EXERCISE:
In your answer, copy every entry that follows exactly.

SUPPLIED MATERIAL:
Segment Open

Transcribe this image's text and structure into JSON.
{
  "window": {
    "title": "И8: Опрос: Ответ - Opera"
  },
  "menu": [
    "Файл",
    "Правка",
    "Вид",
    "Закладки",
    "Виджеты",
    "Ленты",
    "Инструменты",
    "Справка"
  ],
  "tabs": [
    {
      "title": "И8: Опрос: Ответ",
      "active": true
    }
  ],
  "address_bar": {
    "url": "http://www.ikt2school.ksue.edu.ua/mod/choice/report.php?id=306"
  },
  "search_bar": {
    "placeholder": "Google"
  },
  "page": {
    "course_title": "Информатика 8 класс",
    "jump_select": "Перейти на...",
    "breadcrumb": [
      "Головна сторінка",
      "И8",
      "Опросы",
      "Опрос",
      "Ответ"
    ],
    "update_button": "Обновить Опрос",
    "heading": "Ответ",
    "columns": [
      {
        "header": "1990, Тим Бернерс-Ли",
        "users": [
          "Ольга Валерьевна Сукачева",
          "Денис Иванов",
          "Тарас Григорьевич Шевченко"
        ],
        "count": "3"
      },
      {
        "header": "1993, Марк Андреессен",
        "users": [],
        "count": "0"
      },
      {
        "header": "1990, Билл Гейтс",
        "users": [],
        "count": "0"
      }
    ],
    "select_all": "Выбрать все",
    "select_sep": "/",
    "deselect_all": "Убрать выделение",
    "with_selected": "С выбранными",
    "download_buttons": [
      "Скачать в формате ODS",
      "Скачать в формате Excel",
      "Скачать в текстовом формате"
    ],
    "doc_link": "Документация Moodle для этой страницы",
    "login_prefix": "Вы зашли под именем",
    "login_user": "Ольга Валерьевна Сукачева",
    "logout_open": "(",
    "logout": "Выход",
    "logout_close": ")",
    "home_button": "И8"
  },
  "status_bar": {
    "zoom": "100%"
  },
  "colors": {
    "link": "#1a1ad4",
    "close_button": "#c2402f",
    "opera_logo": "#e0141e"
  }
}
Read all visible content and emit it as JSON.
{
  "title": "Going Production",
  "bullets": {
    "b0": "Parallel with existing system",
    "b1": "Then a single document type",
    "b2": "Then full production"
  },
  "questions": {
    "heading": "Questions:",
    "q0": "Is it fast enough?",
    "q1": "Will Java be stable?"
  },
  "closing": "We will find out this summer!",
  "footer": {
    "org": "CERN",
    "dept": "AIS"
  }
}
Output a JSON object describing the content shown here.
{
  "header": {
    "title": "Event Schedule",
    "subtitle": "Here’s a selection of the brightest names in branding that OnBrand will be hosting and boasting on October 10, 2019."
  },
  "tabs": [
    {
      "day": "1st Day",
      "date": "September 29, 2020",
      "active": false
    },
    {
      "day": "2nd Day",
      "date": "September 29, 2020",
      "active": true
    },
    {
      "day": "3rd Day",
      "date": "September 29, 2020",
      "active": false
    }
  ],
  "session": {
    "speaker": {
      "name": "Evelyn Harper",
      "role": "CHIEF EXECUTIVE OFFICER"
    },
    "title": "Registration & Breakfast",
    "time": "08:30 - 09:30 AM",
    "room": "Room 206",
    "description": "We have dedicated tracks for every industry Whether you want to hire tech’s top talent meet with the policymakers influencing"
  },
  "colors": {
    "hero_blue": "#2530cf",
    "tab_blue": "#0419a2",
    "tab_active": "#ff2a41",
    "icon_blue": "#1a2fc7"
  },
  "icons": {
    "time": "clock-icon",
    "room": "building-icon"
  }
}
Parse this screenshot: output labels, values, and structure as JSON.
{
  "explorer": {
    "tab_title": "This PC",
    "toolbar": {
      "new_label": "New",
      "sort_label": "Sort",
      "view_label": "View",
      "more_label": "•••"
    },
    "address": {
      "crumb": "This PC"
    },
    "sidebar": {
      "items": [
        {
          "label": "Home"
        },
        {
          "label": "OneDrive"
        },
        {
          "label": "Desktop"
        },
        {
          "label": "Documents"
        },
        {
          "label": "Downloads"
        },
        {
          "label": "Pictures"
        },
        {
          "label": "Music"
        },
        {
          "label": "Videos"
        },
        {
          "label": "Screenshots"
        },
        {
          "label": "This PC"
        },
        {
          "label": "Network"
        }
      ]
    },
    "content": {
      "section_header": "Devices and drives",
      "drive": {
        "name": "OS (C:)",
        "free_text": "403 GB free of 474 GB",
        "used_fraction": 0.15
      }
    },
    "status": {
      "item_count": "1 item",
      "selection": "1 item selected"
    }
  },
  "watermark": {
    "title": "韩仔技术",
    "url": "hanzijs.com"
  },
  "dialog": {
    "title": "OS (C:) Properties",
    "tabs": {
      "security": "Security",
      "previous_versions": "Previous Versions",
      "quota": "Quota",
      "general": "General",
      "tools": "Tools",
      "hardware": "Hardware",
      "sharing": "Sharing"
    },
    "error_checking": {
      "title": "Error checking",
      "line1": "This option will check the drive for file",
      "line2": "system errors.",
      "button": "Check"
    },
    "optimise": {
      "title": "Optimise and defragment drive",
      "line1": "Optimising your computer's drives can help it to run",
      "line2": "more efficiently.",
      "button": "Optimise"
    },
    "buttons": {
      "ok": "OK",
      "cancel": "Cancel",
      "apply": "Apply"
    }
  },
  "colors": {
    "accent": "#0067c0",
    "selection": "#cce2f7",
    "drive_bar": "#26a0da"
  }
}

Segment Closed

EXPECTED OUTPUT:
Transcribe this image's text and structure into JSON.
{
  "window": {
    "title": "И8: Опрос: Ответ - Opera"
  },
  "menu": [
    "Файл",
    "Правка",
    "Вид",
    "Закладки",
    "Виджеты",
    "Ленты",
    "Инструменты",
    "Справка"
  ],
  "tabs": [
    {
      "title": "И8: Опрос: Ответ",
      "active": true
    }
  ],
  "address_bar": {
    "url": "http://www.ikt2school.ksue.edu.ua/mod/choice/report.php?id=306"
  },
  "search_bar": {
    "placeholder": "Google"
  },
  "page": {
    "course_title": "Информатика 8 класс",
    "jump_select": "Перейти на...",
    "breadcrumb": [
      "Головна сторінка",
      "И8",
      "Опросы",
      "Опрос",
      "Ответ"
    ],
    "update_button": "Обновить Опрос",
    "heading": "Ответ",
    "columns": [
      {
        "header": "1990, Тим Бернерс-Ли",
        "users": [
          "Ольга Валерьевна Сукачева",
          "Денис Иванов",
          "Тарас Григорьевич Шевченко"
        ],
        "count": "3"
      },
      {
        "header": "1993, Марк Андреессен",
        "users": [],
        "count": "0"
      },
      {
        "header": "1990, Билл Гейтс",
        "users": [],
        "count": "0"
      }
    ],
    "select_all": "Выбрать все",
    "select_sep": "/",
    "deselect_all": "Убрать выделение",
    "with_selected": "С выбранными",
    "download_buttons": [
      "Скачать в формате ODS",
      "Скачать в формате Excel",
      "Скачать в текстовом формате"
    ],
    "doc_link": "Документация Moodle для этой страницы",
    "login_prefix": "Вы зашли под именем",
    "login_user": "Ольга Валерьевна Сукачева",
    "logout_open": "(",
    "logout": "Выход",
    "logout_close": ")",
    "home_button": "И8"
  },
  "status_bar": {
    "zoom": "100%"
  },
  "colors": {
    "link": "#1a1ad4",
    "close_button": "#c2402f",
    "opera_logo": "#e0141e"
  }
}
Read all visible content and emit it as JSON.
{
  "title": "Going Production",
  "bullets": {
    "b0": "Parallel with existing system",
    "b1": "Then a single document type",
    "b2": "Then full production"
  },
  "questions": {
    "heading": "Questions:",
    "q0": "Is it fast enough?",
    "q1": "Will Java be stable?"
  },
  "closing": "We will find out this summer!",
  "footer": {
    "org": "CERN",
    "dept": "AIS"
  }
}
Output a JSON object describing the content shown here.
{
  "header": {
    "title": "Event Schedule",
    "subtitle": "Here’s a selection of the brightest names in branding that OnBrand will be hosting and boasting on October 10, 2019."
  },
  "tabs": [
    {
      "day": "1st Day",
      "date": "September 29, 2020",
      "active": false
    },
    {
      "day": "2nd Day",
      "date": "September 29, 2020",
      "active": true
    },
    {
      "day": "3rd Day",
      "date": "September 29, 2020",
      "active": false
    }
  ],
  "session": {
    "speaker": {
      "name": "Evelyn Harper",
      "role": "CHIEF EXECUTIVE OFFICER"
    },
    "title": "Registration & Breakfast",
    "time": "08:30 - 09:30 AM",
    "room": "Room 206",
    "description": "We have dedicated tracks for every industry Whether you want to hire tech’s top talent meet with the policymakers influencing"
  },
  "colors": {
    "hero_blue": "#2530cf",
    "tab_blue": "#0419a2",
    "tab_active": "#ff2a41",
    "icon_blue": "#1a2fc7"
  },
  "icons": {
    "time": "clock-icon",
    "room": "building-icon"
  }
}
Parse this screenshot: output labels, values, and structure as JSON.
{
  "explorer": {
    "tab_title": "This PC",
    "toolbar": {
      "new_label": "New",
      "sort_label": "Sort",
      "view_label": "View",
      "more_label": "•••"
    },
    "address": {
      "crumb": "This PC"
    },
    "sidebar": {
      "items": [
        {
          "label": "Home"
        },
        {
          "label": "OneDrive"
        },
        {
          "label": "Desktop"
        },
        {
          "label": "Documents"
        },
        {
          "label": "Downloads"
        },
        {
          "label": "Pictures"
        },
        {
          "label": "Music"
        },
        {
          "label": "Videos"
        },
        {
          "label": "Screenshots"
        },
        {
          "label": "This PC"
        },
        {
          "label": "Network"
        }
      ]
    },
    "content": {
      "section_header": "Devices and drives",
      "drive": {
        "name": "OS (C:)",
        "free_text": "403 GB free of 474 GB",
        "used_fraction": 0.15
      }
    },
    "status": {
      "item_count": "1 item",
      "selection": "1 item selected"
    }
  },
  "watermark": {
    "title": "韩仔技术",
    "url": "hanzijs.com"
  },
  "dialog": {
    "title": "OS (C:) Properties",
    "tabs": {
      "security": "Security",
      "previous_versions": "Previous Versions",
      "quota": "Quota",
      "general": "General",
      "tools": "Tools",
      "hardware": "Hardware",
      "sharing": "Sharing"
    },
    "error_checking": {
      "title": "Error checking",
      "line1": "This option will check the drive for file",
      "line2": "system errors.",
      "button": "Check"
    },
    "optimise": {
      "title": "Optimise and defragment drive",
      "line1": "Optimising your computer's drives can help it to run",
      "line2": "more efficiently.",
      "button": "Optimise"
    },
    "buttons": {
      "ok": "OK",
      "cancel": "Cancel",
      "apply": "Apply"
    }
  },
  "colors": {
    "accent": "#0067c0",
    "selection": "#cce2f7",
    "drive_bar": "#26a0da"
  }
}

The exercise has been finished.